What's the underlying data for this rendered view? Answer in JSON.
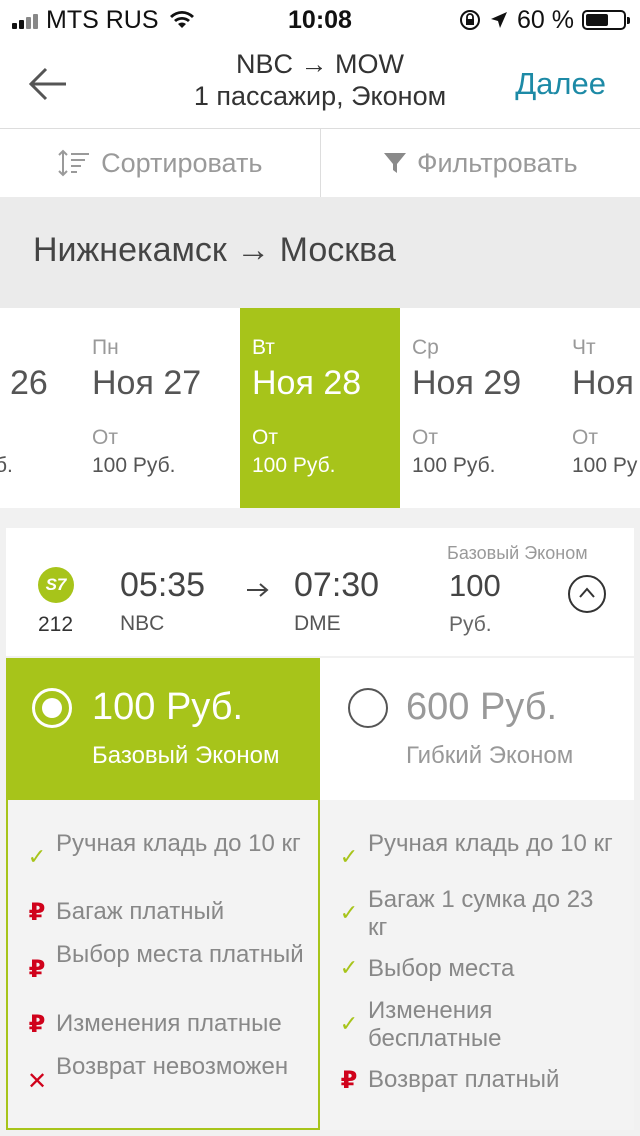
{
  "status_bar": {
    "carrier": "MTS RUS",
    "time": "10:08",
    "battery": "60 %",
    "battery_level": 0.6
  },
  "header": {
    "title": "NBC → MOW",
    "subtitle": "1 пассажир, Эконом",
    "next_label": "Далее"
  },
  "toolbar": {
    "sort_label": "Сортировать",
    "filter_label": "Фильтровать"
  },
  "route": {
    "text": "Нижнекамск → Москва"
  },
  "dates": [
    {
      "dow": "",
      "dm": "26",
      "from": "",
      "price": "б."
    },
    {
      "dow": "Пн",
      "dm": "Ноя 27",
      "from": "От",
      "price": "100 Руб."
    },
    {
      "dow": "Вт",
      "dm": "Ноя 28",
      "from": "От",
      "price": "100 Руб.",
      "selected": true
    },
    {
      "dow": "Ср",
      "dm": "Ноя 29",
      "from": "От",
      "price": "100 Руб."
    },
    {
      "dow": "Чт",
      "dm": "Ноя",
      "from": "От",
      "price": "100 Ру"
    }
  ],
  "flight": {
    "airline_logo": "S7",
    "number": "212",
    "dep_time": "05:35",
    "dep_code": "NBC",
    "arr_time": "07:30",
    "arr_code": "DME",
    "fare_name": "Базовый Эконом",
    "fare_price": "100",
    "fare_currency": "Руб."
  },
  "fares": [
    {
      "price": "100 Руб.",
      "name": "Базовый Эконом",
      "selected": true,
      "features": [
        {
          "icon": "check",
          "text": "Ручная кладь до 10 кг"
        },
        {
          "icon": "ruble",
          "text": "Багаж платный"
        },
        {
          "icon": "ruble",
          "text": "Выбор места платный"
        },
        {
          "icon": "ruble",
          "text": "Изменения платные"
        },
        {
          "icon": "cross",
          "text": "Возврат невозможен"
        }
      ]
    },
    {
      "price": "600 Руб.",
      "name": "Гибкий Эконом",
      "selected": false,
      "features": [
        {
          "icon": "check",
          "text": "Ручная кладь до 10 кг"
        },
        {
          "icon": "check",
          "text": "Багаж 1 сумка до 23 кг"
        },
        {
          "icon": "check",
          "text": "Выбор места"
        },
        {
          "icon": "check",
          "text": "Изменения бесплатные"
        },
        {
          "icon": "ruble",
          "text": "Возврат платный"
        }
      ]
    }
  ],
  "colors": {
    "accent": "#a7c41a",
    "link": "#1d8aa6",
    "warning": "#d0021b"
  }
}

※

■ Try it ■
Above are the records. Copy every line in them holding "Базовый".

■ Reply to the exercise ■
    "fare_name": "Базовый Эконом",
      "name": "Базовый Эконом",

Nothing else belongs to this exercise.